[Opening Extracted entries section]

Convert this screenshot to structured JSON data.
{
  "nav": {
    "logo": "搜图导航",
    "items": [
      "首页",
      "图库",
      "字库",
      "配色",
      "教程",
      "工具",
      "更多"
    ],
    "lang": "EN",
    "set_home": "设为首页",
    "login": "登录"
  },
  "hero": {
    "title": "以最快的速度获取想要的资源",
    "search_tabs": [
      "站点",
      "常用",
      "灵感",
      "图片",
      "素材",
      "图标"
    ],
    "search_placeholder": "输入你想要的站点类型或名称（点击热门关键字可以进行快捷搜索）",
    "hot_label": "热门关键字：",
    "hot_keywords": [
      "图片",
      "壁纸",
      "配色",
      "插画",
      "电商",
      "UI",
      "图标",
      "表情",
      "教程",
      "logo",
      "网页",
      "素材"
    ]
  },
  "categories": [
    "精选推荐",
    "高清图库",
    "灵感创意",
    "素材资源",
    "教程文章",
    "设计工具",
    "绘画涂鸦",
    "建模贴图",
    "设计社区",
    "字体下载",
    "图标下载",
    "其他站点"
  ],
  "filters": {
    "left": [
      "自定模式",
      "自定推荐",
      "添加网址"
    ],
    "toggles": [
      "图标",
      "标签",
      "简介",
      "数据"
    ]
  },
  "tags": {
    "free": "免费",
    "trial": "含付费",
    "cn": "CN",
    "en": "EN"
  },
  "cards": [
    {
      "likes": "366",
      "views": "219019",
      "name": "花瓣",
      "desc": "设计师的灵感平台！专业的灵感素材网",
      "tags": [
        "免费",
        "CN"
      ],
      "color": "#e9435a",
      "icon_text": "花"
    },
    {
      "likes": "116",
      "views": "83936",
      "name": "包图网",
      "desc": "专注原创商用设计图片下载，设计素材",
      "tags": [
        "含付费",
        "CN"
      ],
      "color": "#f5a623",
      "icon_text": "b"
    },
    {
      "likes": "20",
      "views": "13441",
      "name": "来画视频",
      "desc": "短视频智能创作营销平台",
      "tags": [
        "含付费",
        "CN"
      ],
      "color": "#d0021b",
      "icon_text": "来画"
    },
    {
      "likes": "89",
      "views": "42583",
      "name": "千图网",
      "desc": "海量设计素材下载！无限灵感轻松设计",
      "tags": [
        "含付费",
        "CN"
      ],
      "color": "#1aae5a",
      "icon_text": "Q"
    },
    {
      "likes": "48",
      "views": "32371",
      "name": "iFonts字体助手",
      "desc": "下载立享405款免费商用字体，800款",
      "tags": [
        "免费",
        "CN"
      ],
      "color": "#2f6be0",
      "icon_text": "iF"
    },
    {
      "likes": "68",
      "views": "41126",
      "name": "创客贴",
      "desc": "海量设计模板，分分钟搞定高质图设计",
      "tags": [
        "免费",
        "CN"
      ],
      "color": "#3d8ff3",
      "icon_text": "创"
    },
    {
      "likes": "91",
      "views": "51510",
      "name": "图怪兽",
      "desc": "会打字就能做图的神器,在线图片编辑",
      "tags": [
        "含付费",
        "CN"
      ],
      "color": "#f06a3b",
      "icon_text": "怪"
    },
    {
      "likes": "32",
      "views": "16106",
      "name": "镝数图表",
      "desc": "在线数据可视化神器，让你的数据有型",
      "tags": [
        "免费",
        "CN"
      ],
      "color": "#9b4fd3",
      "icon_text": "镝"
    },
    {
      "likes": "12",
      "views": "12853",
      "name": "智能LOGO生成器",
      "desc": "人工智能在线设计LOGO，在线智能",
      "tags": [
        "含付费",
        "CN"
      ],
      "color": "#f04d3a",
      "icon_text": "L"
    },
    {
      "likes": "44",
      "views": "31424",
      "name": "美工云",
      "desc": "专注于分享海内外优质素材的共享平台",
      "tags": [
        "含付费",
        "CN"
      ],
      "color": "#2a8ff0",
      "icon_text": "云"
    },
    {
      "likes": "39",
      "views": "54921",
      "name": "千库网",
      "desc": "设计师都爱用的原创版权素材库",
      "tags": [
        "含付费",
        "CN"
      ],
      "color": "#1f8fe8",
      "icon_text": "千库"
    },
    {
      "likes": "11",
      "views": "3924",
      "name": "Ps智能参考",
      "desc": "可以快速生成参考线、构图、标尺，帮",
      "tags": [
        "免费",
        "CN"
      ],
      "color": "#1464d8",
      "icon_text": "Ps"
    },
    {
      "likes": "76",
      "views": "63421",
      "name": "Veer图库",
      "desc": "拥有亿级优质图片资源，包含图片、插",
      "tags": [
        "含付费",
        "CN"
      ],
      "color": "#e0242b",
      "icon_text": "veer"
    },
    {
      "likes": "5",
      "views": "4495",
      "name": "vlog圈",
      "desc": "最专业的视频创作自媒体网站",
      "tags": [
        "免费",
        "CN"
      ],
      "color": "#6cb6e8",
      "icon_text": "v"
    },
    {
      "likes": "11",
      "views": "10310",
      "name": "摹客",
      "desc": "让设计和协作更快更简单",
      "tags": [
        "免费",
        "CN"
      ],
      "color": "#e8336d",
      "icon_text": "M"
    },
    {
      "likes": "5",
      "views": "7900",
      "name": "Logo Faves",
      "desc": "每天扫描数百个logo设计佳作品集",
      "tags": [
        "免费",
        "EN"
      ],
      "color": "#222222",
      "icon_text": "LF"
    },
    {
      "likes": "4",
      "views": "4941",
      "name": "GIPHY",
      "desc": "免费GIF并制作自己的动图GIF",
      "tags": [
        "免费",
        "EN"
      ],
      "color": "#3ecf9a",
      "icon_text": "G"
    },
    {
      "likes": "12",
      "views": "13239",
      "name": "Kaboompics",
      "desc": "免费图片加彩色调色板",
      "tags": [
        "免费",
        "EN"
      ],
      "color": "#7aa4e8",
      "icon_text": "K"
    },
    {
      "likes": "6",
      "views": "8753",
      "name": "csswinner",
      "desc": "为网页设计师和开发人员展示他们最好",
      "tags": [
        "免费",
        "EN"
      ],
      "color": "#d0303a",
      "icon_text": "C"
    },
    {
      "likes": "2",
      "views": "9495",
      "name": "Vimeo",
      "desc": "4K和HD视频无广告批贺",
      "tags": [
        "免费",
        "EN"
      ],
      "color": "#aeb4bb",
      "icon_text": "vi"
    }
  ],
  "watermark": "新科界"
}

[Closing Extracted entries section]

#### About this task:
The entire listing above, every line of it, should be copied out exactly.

#### Exercise response:
Convert this screenshot to structured JSON data.
{
  "nav": {
    "logo": "搜图导航",
    "items": [
      "首页",
      "图库",
      "字库",
      "配色",
      "教程",
      "工具",
      "更多"
    ],
    "lang": "EN",
    "set_home": "设为首页",
    "login": "登录"
  },
  "hero": {
    "title": "以最快的速度获取想要的资源",
    "search_tabs": [
      "站点",
      "常用",
      "灵感",
      "图片",
      "素材",
      "图标"
    ],
    "search_placeholder": "输入你想要的站点类型或名称（点击热门关键字可以进行快捷搜索）",
    "hot_label": "热门关键字：",
    "hot_keywords": [
      "图片",
      "壁纸",
      "配色",
      "插画",
      "电商",
      "UI",
      "图标",
      "表情",
      "教程",
      "logo",
      "网页",
      "素材"
    ]
  },
  "categories": [
    "精选推荐",
    "高清图库",
    "灵感创意",
    "素材资源",
    "教程文章",
    "设计工具",
    "绘画涂鸦",
    "建模贴图",
    "设计社区",
    "字体下载",
    "图标下载",
    "其他站点"
  ],
  "filters": {
    "left": [
      "自定模式",
      "自定推荐",
      "添加网址"
    ],
    "toggles": [
      "图标",
      "标签",
      "简介",
      "数据"
    ]
  },
  "tags": {
    "free": "免费",
    "trial": "含付费",
    "cn": "CN",
    "en": "EN"
  },
  "cards": [
    {
      "likes": "366",
      "views": "219019",
      "name": "花瓣",
      "desc": "设计师的灵感平台！专业的灵感素材网",
      "tags": [
        "免费",
        "CN"
      ],
      "color": "#e9435a",
      "icon_text": "花"
    },
    {
      "likes": "116",
      "views": "83936",
      "name": "包图网",
      "desc": "专注原创商用设计图片下载，设计素材",
      "tags": [
        "含付费",
        "CN"
      ],
      "color": "#f5a623",
      "icon_text": "b"
    },
    {
      "likes": "20",
      "views": "13441",
      "name": "来画视频",
      "desc": "短视频智能创作营销平台",
      "tags": [
        "含付费",
        "CN"
      ],
      "color": "#d0021b",
      "icon_text": "来画"
    },
    {
      "likes": "89",
      "views": "42583",
      "name": "千图网",
      "desc": "海量设计素材下载！无限灵感轻松设计",
      "tags": [
        "含付费",
        "CN"
      ],
      "color": "#1aae5a",
      "icon_text": "Q"
    },
    {
      "likes": "48",
      "views": "32371",
      "name": "iFonts字体助手",
      "desc": "下载立享405款免费商用字体，800款",
      "tags": [
        "免费",
        "CN"
      ],
      "color": "#2f6be0",
      "icon_text": "iF"
    },
    {
      "likes": "68",
      "views": "41126",
      "name": "创客贴",
      "desc": "海量设计模板，分分钟搞定高质图设计",
      "tags": [
        "免费",
        "CN"
      ],
      "color": "#3d8ff3",
      "icon_text": "创"
    },
    {
      "likes": "91",
      "views": "51510",
      "name": "图怪兽",
      "desc": "会打字就能做图的神器,在线图片编辑",
      "tags": [
        "含付费",
        "CN"
      ],
      "color": "#f06a3b",
      "icon_text": "怪"
    },
    {
      "likes": "32",
      "views": "16106",
      "name": "镝数图表",
      "desc": "在线数据可视化神器，让你的数据有型",
      "tags": [
        "免费",
        "CN"
      ],
      "color": "#9b4fd3",
      "icon_text": "镝"
    },
    {
      "likes": "12",
      "views": "12853",
      "name": "智能LOGO生成器",
      "desc": "人工智能在线设计LOGO，在线智能",
      "tags": [
        "含付费",
        "CN"
      ],
      "color": "#f04d3a",
      "icon_text": "L"
    },
    {
      "likes": "44",
      "views": "31424",
      "name": "美工云",
      "desc": "专注于分享海内外优质素材的共享平台",
      "tags": [
        "含付费",
        "CN"
      ],
      "color": "#2a8ff0",
      "icon_text": "云"
    },
    {
      "likes": "39",
      "views": "54921",
      "name": "千库网",
      "desc": "设计师都爱用的原创版权素材库",
      "tags": [
        "含付费",
        "CN"
      ],
      "color": "#1f8fe8",
      "icon_text": "千库"
    },
    {
      "likes": "11",
      "views": "3924",
      "name": "Ps智能参考",
      "desc": "可以快速生成参考线、构图、标尺，帮",
      "tags": [
        "免费",
        "CN"
      ],
      "color": "#1464d8",
      "icon_text": "Ps"
    },
    {
      "likes": "76",
      "views": "63421",
      "name": "Veer图库",
      "desc": "拥有亿级优质图片资源，包含图片、插",
      "tags": [
        "含付费",
        "CN"
      ],
      "color": "#e0242b",
      "icon_text": "veer"
    },
    {
      "likes": "5",
      "views": "4495",
      "name": "vlog圈",
      "desc": "最专业的视频创作自媒体网站",
      "tags": [
        "免费",
        "CN"
      ],
      "color": "#6cb6e8",
      "icon_text": "v"
    },
    {
      "likes": "11",
      "views": "10310",
      "name": "摹客",
      "desc": "让设计和协作更快更简单",
      "tags": [
        "免费",
        "CN"
      ],
      "color": "#e8336d",
      "icon_text": "M"
    },
    {
      "likes": "5",
      "views": "7900",
      "name": "Logo Faves",
      "desc": "每天扫描数百个logo设计佳作品集",
      "tags": [
        "免费",
        "EN"
      ],
      "color": "#222222",
      "icon_text": "LF"
    },
    {
      "likes": "4",
      "views": "4941",
      "name": "GIPHY",
      "desc": "免费GIF并制作自己的动图GIF",
      "tags": [
        "免费",
        "EN"
      ],
      "color": "#3ecf9a",
      "icon_text": "G"
    },
    {
      "likes": "12",
      "views": "13239",
      "name": "Kaboompics",
      "desc": "免费图片加彩色调色板",
      "tags": [
        "免费",
        "EN"
      ],
      "color": "#7aa4e8",
      "icon_text": "K"
    },
    {
      "likes": "6",
      "views": "8753",
      "name": "csswinner",
      "desc": "为网页设计师和开发人员展示他们最好",
      "tags": [
        "免费",
        "EN"
      ],
      "color": "#d0303a",
      "icon_text": "C"
    },
    {
      "likes": "2",
      "views": "9495",
      "name": "Vimeo",
      "desc": "4K和HD视频无广告批贺",
      "tags": [
        "免费",
        "EN"
      ],
      "color": "#aeb4bb",
      "icon_text": "vi"
    }
  ],
  "watermark": "新科界"
}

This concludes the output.